◆ Source records
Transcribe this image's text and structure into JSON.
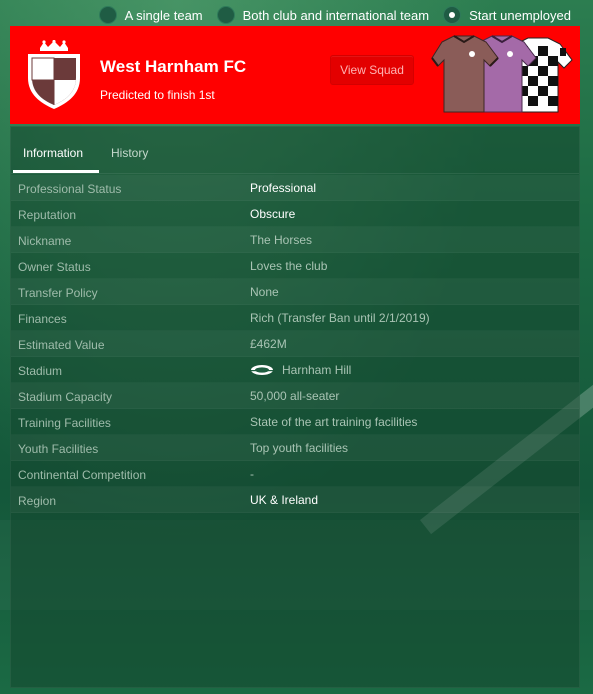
{
  "mode_options": [
    {
      "label": "A single team",
      "checked": false
    },
    {
      "label": "Both club and international team",
      "checked": false
    },
    {
      "label": "Start unemployed",
      "checked": true
    }
  ],
  "club": {
    "name": "West Harnham FC",
    "prediction": "Predicted to finish 1st",
    "view_squad_label": "View Squad",
    "header_color": "#ff0000"
  },
  "tabs": [
    {
      "label": "Information",
      "active": true
    },
    {
      "label": "History",
      "active": false
    }
  ],
  "info_rows": [
    {
      "label": "Professional Status",
      "value": "Professional"
    },
    {
      "label": "Reputation",
      "value": "Obscure"
    },
    {
      "label": "Nickname",
      "value": "The Horses"
    },
    {
      "label": "Owner Status",
      "value": "Loves the club"
    },
    {
      "label": "Transfer Policy",
      "value": "None"
    },
    {
      "label": "Finances",
      "value": "Rich (Transfer Ban until 2/1/2019)"
    },
    {
      "label": "Estimated Value",
      "value": "£462M"
    },
    {
      "label": "Stadium",
      "value": "Harnham Hill"
    },
    {
      "label": "Stadium Capacity",
      "value": "50,000 all-seater"
    },
    {
      "label": "Training Facilities",
      "value": "State of the art training facilities"
    },
    {
      "label": "Youth Facilities",
      "value": "Top youth facilities"
    },
    {
      "label": "Continental Competition",
      "value": "-"
    },
    {
      "label": "Region",
      "value": "UK & Ireland"
    }
  ]
}
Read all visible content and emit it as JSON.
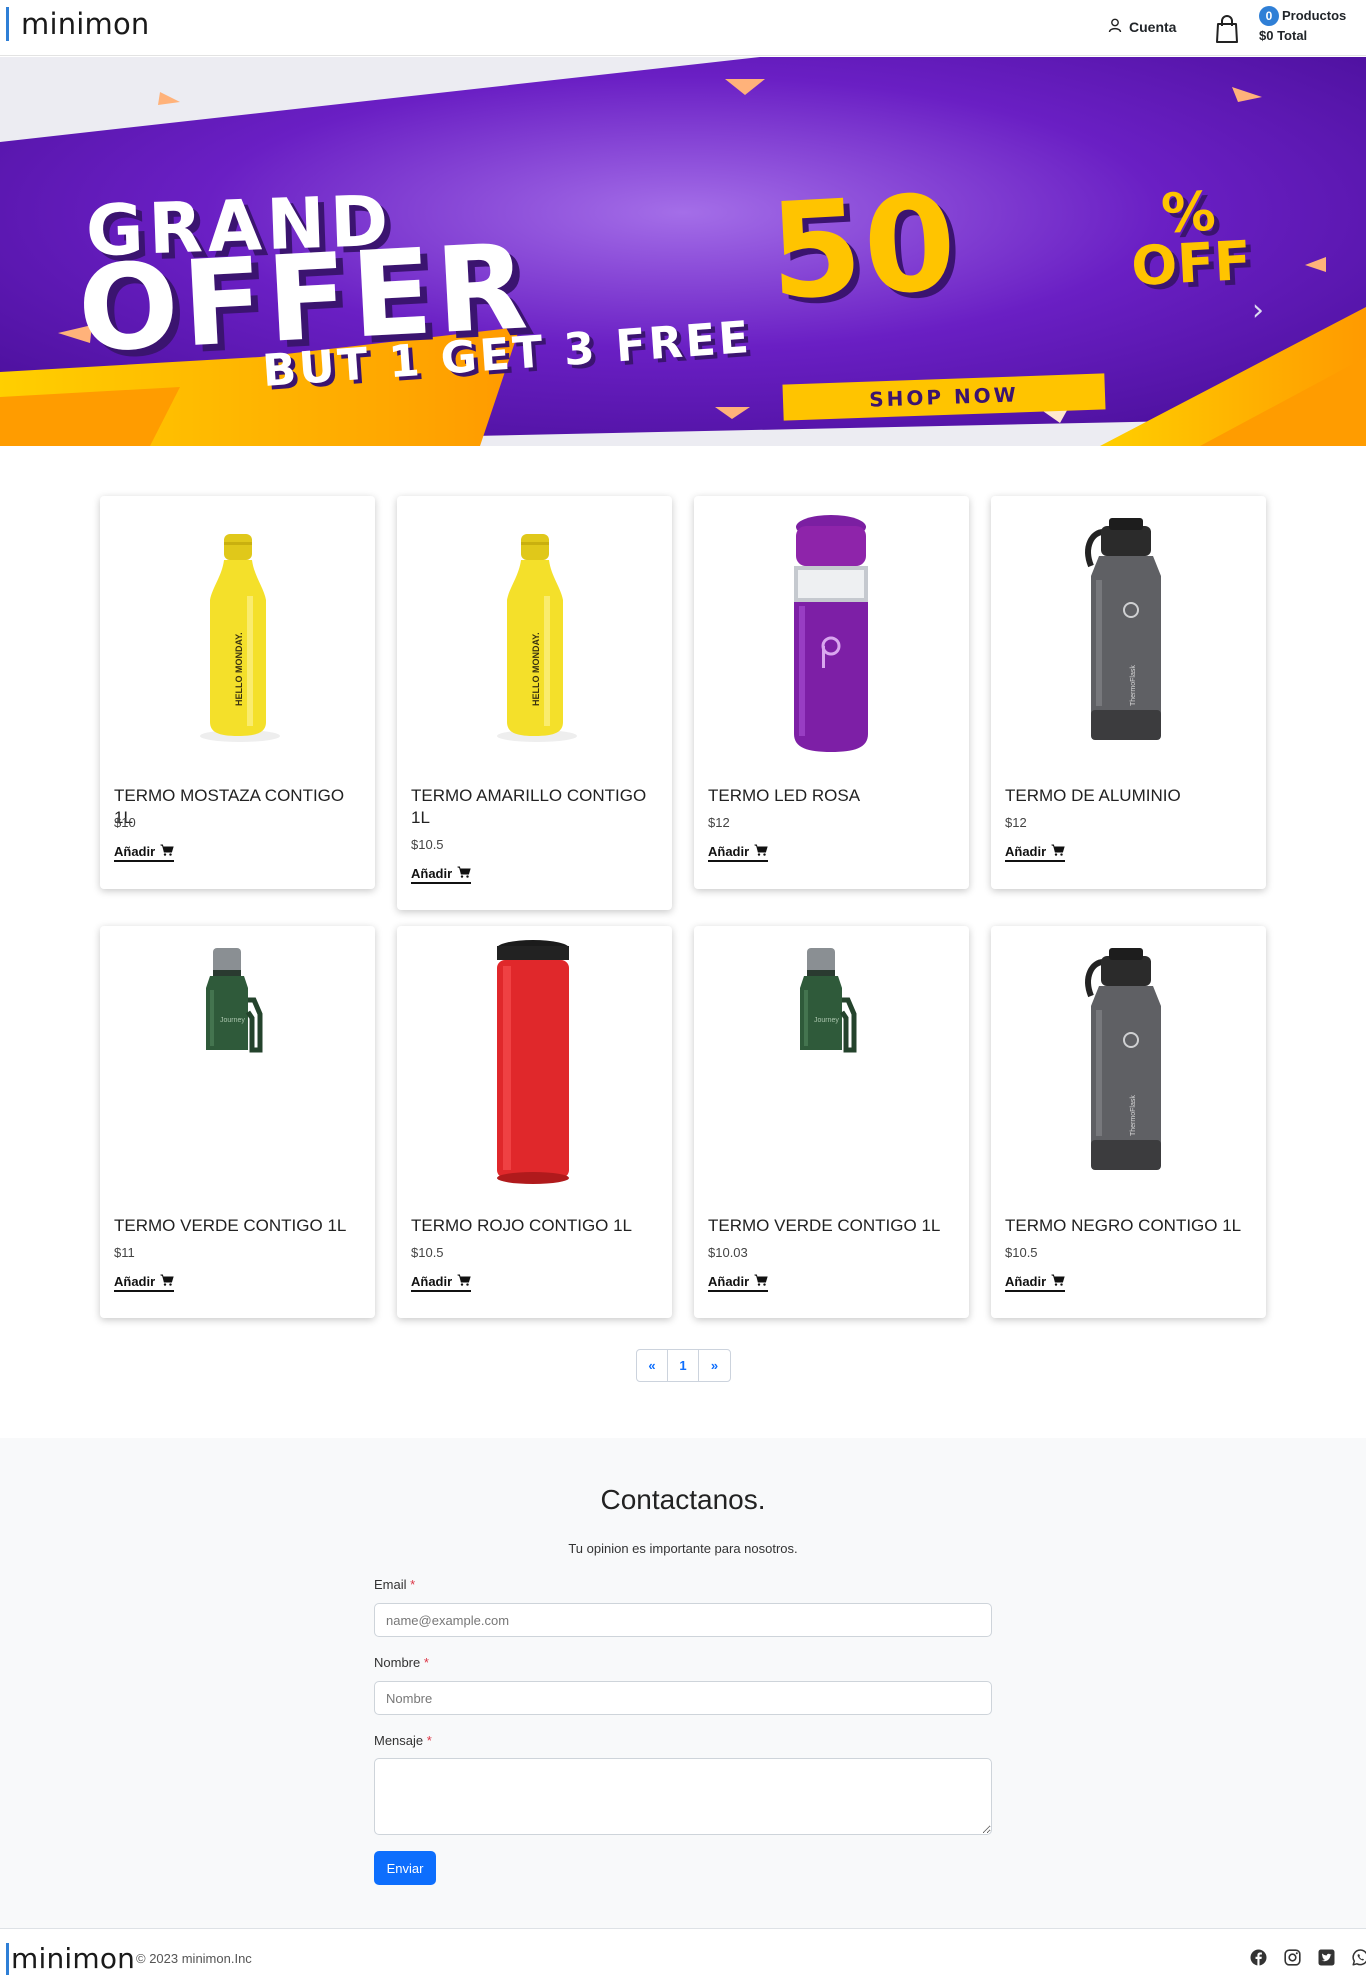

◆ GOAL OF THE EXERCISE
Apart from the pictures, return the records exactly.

◆ TASK RESPONSE
Transcribe this image's text and structure into JSON.
{
  "mode_options": [
    {
      "label": "A single team",
      "checked": false
    },
    {
      "label": "Both club and international team",
      "checked": false
    },
    {
      "label": "Start unemployed",
      "checked": true
    }
  ],
  "club": {
    "name": "West Harnham FC",
    "prediction": "Predicted to finish 1st",
    "view_squad_label": "View Squad",
    "header_color": "#ff0000"
  },
  "tabs": [
    {
      "label": "Information",
      "active": true
    },
    {
      "label": "History",
      "active": false
    }
  ],
  "info_rows": [
    {
      "label": "Professional Status",
      "value": "Professional"
    },
    {
      "label": "Reputation",
      "value": "Obscure"
    },
    {
      "label": "Nickname",
      "value": "The Horses"
    },
    {
      "label": "Owner Status",
      "value": "Loves the club"
    },
    {
      "label": "Transfer Policy",
      "value": "None"
    },
    {
      "label": "Finances",
      "value": "Rich (Transfer Ban until 2/1/2019)"
    },
    {
      "label": "Estimated Value",
      "value": "£462M"
    },
    {
      "label": "Stadium",
      "value": "Harnham Hill"
    },
    {
      "label": "Stadium Capacity",
      "value": "50,000 all-seater"
    },
    {
      "label": "Training Facilities",
      "value": "State of the art training facilities"
    },
    {
      "label": "Youth Facilities",
      "value": "Top youth facilities"
    },
    {
      "label": "Continental Competition",
      "value": "-"
    },
    {
      "label": "Region",
      "value": "UK & Ireland"
    }
  ]
}
Read all visible content and emit it as JSON.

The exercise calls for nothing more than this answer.